Thursday, June 20, 2013

His biggest success was a secret, to himself and others.

Often at comic shows or the quarter bins, I'm replacing books I used to have but somehow lost. I had a flood a few years back that took a lot of books; I've lent out dozens that never made it back to me; I've even sold a book or two. Today's book I may have thrown out a window...from 1990, Avengers Spotlight #37, "Interlude in a Peaceable Kingdom!" Written by Roy and Dann Thomas, art by Bob Hall, inks by Win Mortimer. Before I should go on, I should point out all the above creators have done work I've liked far, far more than this issue! But, they only have so much to work with here, "The Reincarnation of Doctor Druid!"
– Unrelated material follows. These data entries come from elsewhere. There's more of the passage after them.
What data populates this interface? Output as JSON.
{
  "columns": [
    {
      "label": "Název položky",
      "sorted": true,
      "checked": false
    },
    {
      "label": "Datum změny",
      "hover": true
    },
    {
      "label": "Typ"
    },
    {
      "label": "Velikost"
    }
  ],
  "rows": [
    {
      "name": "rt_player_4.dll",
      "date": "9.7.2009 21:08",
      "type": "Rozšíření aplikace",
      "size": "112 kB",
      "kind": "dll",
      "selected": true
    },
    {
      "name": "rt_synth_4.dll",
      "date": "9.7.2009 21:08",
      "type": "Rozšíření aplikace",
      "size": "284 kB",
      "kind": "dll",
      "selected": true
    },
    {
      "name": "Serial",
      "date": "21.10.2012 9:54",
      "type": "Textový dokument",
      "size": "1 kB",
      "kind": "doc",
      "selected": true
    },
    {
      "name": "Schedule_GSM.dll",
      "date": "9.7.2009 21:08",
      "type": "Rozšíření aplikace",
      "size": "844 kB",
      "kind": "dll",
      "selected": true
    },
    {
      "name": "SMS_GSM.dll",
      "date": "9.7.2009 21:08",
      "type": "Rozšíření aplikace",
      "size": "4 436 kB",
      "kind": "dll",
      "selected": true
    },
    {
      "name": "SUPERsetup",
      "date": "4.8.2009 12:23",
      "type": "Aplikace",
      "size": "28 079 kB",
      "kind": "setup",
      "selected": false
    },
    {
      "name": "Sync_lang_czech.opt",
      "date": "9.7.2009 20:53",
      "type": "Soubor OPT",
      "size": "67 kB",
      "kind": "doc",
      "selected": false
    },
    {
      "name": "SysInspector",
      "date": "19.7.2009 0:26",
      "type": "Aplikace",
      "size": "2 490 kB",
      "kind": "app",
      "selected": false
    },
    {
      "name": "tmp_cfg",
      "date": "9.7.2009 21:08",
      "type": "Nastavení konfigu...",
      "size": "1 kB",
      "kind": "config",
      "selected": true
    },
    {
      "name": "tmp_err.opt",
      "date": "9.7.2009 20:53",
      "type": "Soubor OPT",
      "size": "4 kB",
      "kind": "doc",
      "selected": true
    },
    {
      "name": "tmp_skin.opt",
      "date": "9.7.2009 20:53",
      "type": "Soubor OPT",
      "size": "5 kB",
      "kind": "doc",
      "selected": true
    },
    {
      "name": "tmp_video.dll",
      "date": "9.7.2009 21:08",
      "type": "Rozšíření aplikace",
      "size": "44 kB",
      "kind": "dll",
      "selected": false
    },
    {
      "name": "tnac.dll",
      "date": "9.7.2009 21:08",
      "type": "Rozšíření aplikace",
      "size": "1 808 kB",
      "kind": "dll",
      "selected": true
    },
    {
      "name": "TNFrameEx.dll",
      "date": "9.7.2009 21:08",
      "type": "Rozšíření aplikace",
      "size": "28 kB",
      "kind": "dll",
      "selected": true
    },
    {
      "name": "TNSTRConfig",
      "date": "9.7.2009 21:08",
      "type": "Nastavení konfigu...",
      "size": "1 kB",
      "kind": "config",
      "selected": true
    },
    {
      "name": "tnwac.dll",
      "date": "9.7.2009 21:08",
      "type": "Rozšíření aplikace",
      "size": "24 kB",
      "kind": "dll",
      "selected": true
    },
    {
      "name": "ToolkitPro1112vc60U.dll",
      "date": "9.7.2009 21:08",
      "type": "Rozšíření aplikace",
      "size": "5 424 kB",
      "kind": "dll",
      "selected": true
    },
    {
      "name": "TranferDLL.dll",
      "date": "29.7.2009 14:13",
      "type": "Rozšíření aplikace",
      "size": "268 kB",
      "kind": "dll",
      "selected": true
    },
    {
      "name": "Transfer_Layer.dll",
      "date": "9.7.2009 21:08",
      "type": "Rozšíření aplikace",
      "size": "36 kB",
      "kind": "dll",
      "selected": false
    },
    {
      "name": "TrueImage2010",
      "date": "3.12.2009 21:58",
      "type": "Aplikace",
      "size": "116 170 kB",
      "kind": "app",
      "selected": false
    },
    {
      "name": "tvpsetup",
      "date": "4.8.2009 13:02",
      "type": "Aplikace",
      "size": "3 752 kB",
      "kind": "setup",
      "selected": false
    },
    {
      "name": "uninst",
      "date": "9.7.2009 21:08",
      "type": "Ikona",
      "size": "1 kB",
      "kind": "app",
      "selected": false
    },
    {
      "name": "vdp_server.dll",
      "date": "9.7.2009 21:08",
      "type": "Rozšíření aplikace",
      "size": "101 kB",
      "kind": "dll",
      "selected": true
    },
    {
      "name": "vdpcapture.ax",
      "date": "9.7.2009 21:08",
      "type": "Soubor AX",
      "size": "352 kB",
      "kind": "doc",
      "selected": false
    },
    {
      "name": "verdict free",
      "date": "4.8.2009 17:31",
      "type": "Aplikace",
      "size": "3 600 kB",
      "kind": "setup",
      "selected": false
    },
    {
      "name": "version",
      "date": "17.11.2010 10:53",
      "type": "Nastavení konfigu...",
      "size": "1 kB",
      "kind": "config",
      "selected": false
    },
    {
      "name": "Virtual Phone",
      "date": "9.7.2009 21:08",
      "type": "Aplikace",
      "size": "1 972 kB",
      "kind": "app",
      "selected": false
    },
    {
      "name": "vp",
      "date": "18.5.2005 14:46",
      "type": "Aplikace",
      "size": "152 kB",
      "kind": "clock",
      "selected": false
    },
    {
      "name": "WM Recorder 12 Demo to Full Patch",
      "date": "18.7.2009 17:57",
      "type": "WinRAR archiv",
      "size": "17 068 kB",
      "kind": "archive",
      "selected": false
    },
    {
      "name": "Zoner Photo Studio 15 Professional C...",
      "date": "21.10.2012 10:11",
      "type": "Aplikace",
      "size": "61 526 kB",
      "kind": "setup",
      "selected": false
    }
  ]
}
This was the first of four issues of Avengers Spotlight--which was mostly terrible every issue I ever saw of it--under the heading "Avengers Reborn." The next three were Tigra, the Black Knight, and the Vision, and I haven't read them and thus shouldn't badmouth them sight unseen. But this issue starts with Dr. Druid, amnesiac and lost in an Eden-like paradise, with a blonde in a torn-up costume and telling pinstriped thigh-high boots. Suffering from nightmares and feeling he has to find the truth, Druid uses his mental powers to dig through his thoughts and drudge through his origin and history: years ago, in the Himalayas, Druid tried to save the life of an aged lama, who on his deathbed bequeathed Druid powers to fight "sinister occult forces." Which he did for some time, until he eventually joined the Avengers; but fell under the control of the mysterious Nebula. Nebula had at various times claimed to be the granddaughter of Thanos, and worn the uniform of Kang the Conqueror, and appeared as an alien with blue skin, or a blonde beauty that somehow was still interested in Druid. Regaining his memory, Nebula likewise regains hers, and they realize their "Eden" was merely a shared hallucination, and they're still in the time bubble of the Renegade Celestial they fell into when last seen.

Nebula absorbs "anti-time" power, and returns herself and Druid to earth, in 1961. And Lincoln, Nebraska. There, Nebula figures there will be no super-heroes to stop her, and casts Druid out. Inexplicably, Druid lands in Tibet, outside the lamasery where he first got his powers. Druid runs through his origin again, but this time, the "lama" reveals the truth: Druid was a test case. The "lama" was actually the Ancient One, who needed to test his ability to pass on his powers, and create an interim mystic champion until Doctor Strange was ready. Druid isn't even mad about this, because "it's not everybody who gets to be point man for a Sorcerer Supreme!" (This is all pretty meta, since Druid was formerly "Dr. Droom" and was pretty much the beta version of Dr. Strange.) Druid feels his missteps, like his Avengers tenure, were the results of him feeling like a second-rater; but he did succeed at his previously unmentioned and unknown to him mission, so now he thinks he can step up to Nebula.
Meanwhile, Nebula is terrorizing 1961's Lincoln, Nebraska. Fun fact: I hate this page.
Druid uses some borrowed Celtic artifacts to manifest himself threefold: a young version, if he'd had his powers then; the present balding one, and a geezer. This actually has a bit of druid-ness to it--just a bit. Druid reflects Nebula's anti-time blast back at her, and that's pretty much all she wrote. Druid wakes up in 1990 Lincoln, and realizes he somehow is still the younger version of himself. He doesn't know how long it'll last, so merely resolves to enjoy: "Maybe this time I'll even keep my hair!"

Dr. Druid would turn up another couple of times, like in Mark Gruenwald's Captain America a few times (most notably during "Cap-Wolf!") but his revamp didn't take. But if you've read this issue, you're probably more than OK with Warren Ellis's treatment of Druid...

1 comment:

~P~ said...

Young, long-hair Druid did kinda last (well, up until he got flambe'd by Hellstorm).
After he got young again, he took over for Dr. Strange as leader of the SECRET DEFENDERS (ugh) and then he faked his death there to go all dark and Ellis-y (and then dead for reals).

FUN FACT: The solicitation text for the next issues of DRUID were to have Hellstrom invite a bunch of mystics over for a feast/meeting and he was going to lift the top off a toureen and there would be a cooked DR DRUID.

Dr. Strange was to be livid and a big to-do was to erupt.

But, sadly, Marvel pulled the plug on the series and it was truncated into a mini.